-- What this task involves --
Examine each line of the listing below. Copy those in which the string "Additional" appears.

-- Records for this exercise --

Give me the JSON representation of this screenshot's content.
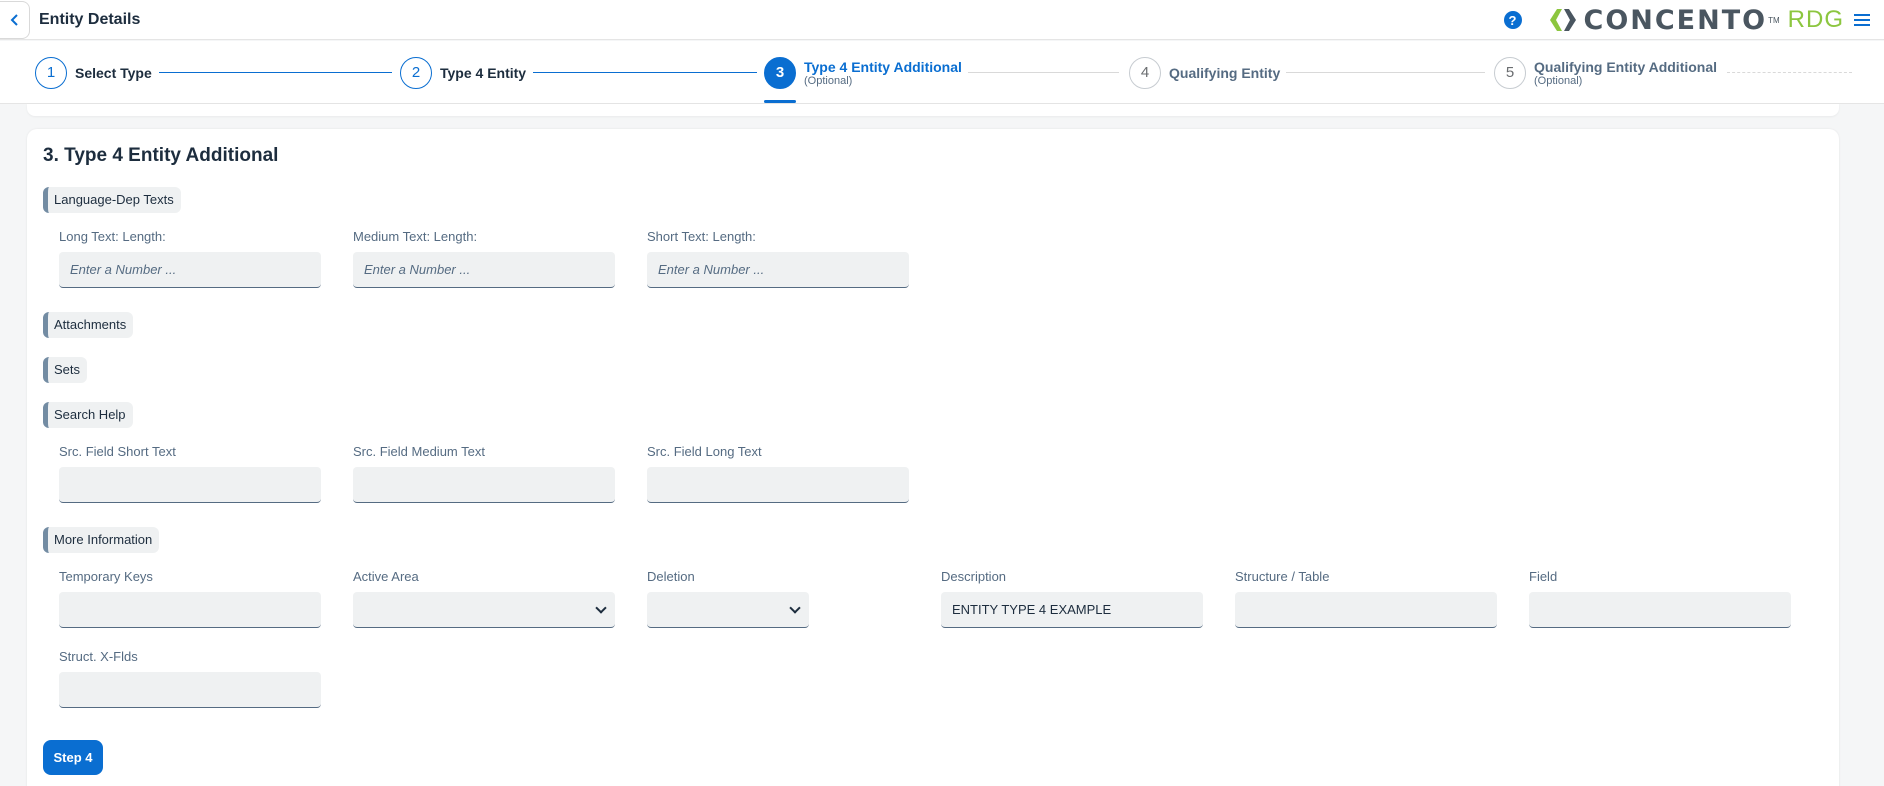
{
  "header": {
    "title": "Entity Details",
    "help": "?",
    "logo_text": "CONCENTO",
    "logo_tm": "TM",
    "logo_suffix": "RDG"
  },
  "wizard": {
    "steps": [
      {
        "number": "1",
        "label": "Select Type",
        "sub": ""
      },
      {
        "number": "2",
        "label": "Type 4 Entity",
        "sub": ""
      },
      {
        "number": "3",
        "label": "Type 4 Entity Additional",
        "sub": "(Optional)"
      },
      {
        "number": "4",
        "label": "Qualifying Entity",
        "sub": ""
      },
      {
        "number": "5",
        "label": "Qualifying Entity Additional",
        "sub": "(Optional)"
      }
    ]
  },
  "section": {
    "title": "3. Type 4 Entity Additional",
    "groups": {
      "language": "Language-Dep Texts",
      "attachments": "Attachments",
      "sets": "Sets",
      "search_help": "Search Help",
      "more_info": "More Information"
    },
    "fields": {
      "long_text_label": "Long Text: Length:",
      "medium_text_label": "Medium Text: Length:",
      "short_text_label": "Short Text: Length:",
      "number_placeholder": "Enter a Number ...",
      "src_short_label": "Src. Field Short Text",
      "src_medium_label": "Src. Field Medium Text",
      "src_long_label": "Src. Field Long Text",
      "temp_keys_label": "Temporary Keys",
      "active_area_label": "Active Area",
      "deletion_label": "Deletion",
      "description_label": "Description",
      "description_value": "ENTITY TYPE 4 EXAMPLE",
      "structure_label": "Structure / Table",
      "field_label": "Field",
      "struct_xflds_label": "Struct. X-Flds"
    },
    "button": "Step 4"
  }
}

-- Finished task --
        "label": "Type 4 Entity Additional",
        "label": "Qualifying Entity Additional",
    "title": "3. Type 4 Entity Additional",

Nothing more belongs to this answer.